Looking out the window at the physically fit, happy ALBA children munching fruit between bouts of chasing each other, I was relieved to witness proof of a different lifestyle for those under ALBA’s wing. One of ALBA’s programs focuses on giving their own worker communities access to fresh, healthy, local, organic food, and building economic strength by selling to their own communities. I saw positive results right in front of me. There’s a downtown Saturday farmer’s market. And some taco trucks have joined in recent ALBA celebrations and are considering sourcing from ALBA farmers.
Still, the staff lunches mirrored a bit of contradiction. Brett Melone, ALBA’s Executive Director, ate a homemade salad of cabbage, carrots, cannellini beans, and cucumbers. Followed by a peanut butter and jelly sandwich. Nathan Harkleroad, Farm Incubator Program Manager, ate beet chocolate cake he baked himself.
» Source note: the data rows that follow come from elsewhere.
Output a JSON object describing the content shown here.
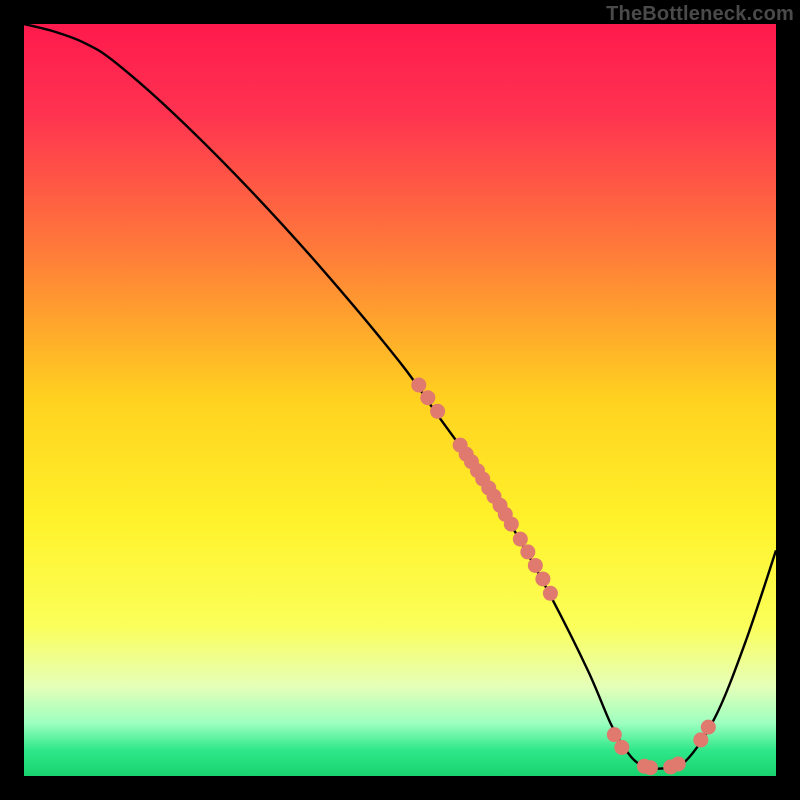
{
  "watermark": "TheBottleneck.com",
  "chart_data": {
    "type": "line",
    "title": "",
    "xlabel": "",
    "ylabel": "",
    "xlim": [
      0,
      100
    ],
    "ylim": [
      0,
      100
    ],
    "curve": {
      "name": "bottleneck-curve",
      "x": [
        0,
        4,
        8,
        12,
        20,
        30,
        40,
        50,
        55,
        60,
        65,
        70,
        75,
        78,
        80,
        82,
        85,
        88,
        92,
        96,
        100
      ],
      "y": [
        100,
        99,
        97.5,
        95,
        88,
        78,
        67,
        55,
        48,
        41,
        33,
        24,
        14,
        7,
        3.5,
        1.5,
        1.0,
        2.0,
        8,
        18,
        30
      ]
    },
    "scatter": {
      "name": "observed-points",
      "points": [
        {
          "x": 52.5,
          "y": 52.0
        },
        {
          "x": 53.7,
          "y": 50.3
        },
        {
          "x": 55.0,
          "y": 48.5
        },
        {
          "x": 58.0,
          "y": 44.0
        },
        {
          "x": 58.8,
          "y": 42.8
        },
        {
          "x": 59.5,
          "y": 41.8
        },
        {
          "x": 60.3,
          "y": 40.6
        },
        {
          "x": 61.0,
          "y": 39.5
        },
        {
          "x": 61.8,
          "y": 38.3
        },
        {
          "x": 62.5,
          "y": 37.2
        },
        {
          "x": 63.3,
          "y": 36.0
        },
        {
          "x": 64.0,
          "y": 34.8
        },
        {
          "x": 64.8,
          "y": 33.5
        },
        {
          "x": 66.0,
          "y": 31.5
        },
        {
          "x": 67.0,
          "y": 29.8
        },
        {
          "x": 68.0,
          "y": 28.0
        },
        {
          "x": 69.0,
          "y": 26.2
        },
        {
          "x": 70.0,
          "y": 24.3
        },
        {
          "x": 78.5,
          "y": 5.5
        },
        {
          "x": 79.5,
          "y": 3.8
        },
        {
          "x": 82.5,
          "y": 1.3
        },
        {
          "x": 83.3,
          "y": 1.1
        },
        {
          "x": 86.0,
          "y": 1.2
        },
        {
          "x": 87.0,
          "y": 1.6
        },
        {
          "x": 90.0,
          "y": 4.8
        },
        {
          "x": 91.0,
          "y": 6.5
        }
      ]
    },
    "gradient_stops": [
      {
        "offset": 0.0,
        "color": "#ff1a4d"
      },
      {
        "offset": 0.12,
        "color": "#ff3350"
      },
      {
        "offset": 0.3,
        "color": "#ff7a3a"
      },
      {
        "offset": 0.5,
        "color": "#ffd21f"
      },
      {
        "offset": 0.66,
        "color": "#fff22a"
      },
      {
        "offset": 0.8,
        "color": "#fbff5a"
      },
      {
        "offset": 0.88,
        "color": "#e6ffb8"
      },
      {
        "offset": 0.93,
        "color": "#9cffc0"
      },
      {
        "offset": 0.965,
        "color": "#30e88a"
      },
      {
        "offset": 1.0,
        "color": "#17d36f"
      }
    ],
    "point_color": "#e0796e",
    "curve_color": "#000000"
  }
}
He told me he usually he eats a burrito from a place down the road, as do many of the farmers training at ALBA. They also supplement lunch with their own vegetables and fruits, anticipating the day when the taco trucks would feature their own produce.
It was Gary Peterson, ALBA’s Deputy Director’s lunch that worried me most. He had (organic) ice cream at staff birthday party, chased by a handful of (organic) blueberries and (organic) almonds. He was the one who looked desperately for the exit when I brought up my topic. He sits at a computer far too much. I wished an intern would cook for the staff.
Later in the day we met Tony Serrano, the charismatic and impressively expert General Manager of ALBA Organics, who toured us around the fields. I didn’t immediately ask him about his lunch. Tony grew up in a farm worker family, migrating around the state picking strawberry fields until his parents’ small farm collapsed. Now he’s a towering figure at ALBA, and has helped the organization double its capacity since he joined in 2008.
After walking the rows and meeting farmers at the 110-acre Rural Development Center farm, we hopped into Tony’s truck and bumped on dusty roads towards the 95-acre Triple-M farm to get the whole picture of their operations. After a few minutes of talking, Tony confessed: he’s addicted to soda. He knows it’s evil but it’s a habit that’s hard to kick; he drinks it all day long. On the bright side, he arranged for ALBA to provide fresh carrots to his kids’ middle school. After the school bought his carrots, his kids were suddenly proud of their dad’s work. The carrots made him a mini-celebrity at the school and now his daughter is considering following him into farm management.
Touring the Triple-M farm as the sun set, we enjoyed a strangely wonderful combination of bodega-purchased beers, vine-ripened blackberries, and golden raspberries. With Tony, we strategized dinner in Salinas, primarily to avoid traffic in the three-hour drive back to Oakland. Our options were slim and there were no vegetarian choices, no sustainably raised meats, few vegetables, and only unsustainable seafood. Maybe a few years from now a restaurant there will feature ALBA’s produce. We’d eat there together someday.
Photo: Karina Canto, ALBA expert, shares her crop nutrient and disease management expertise with ALBA farmer Eleazar Juarez of Rio De Parras Organic Farm. Courtesy ALBA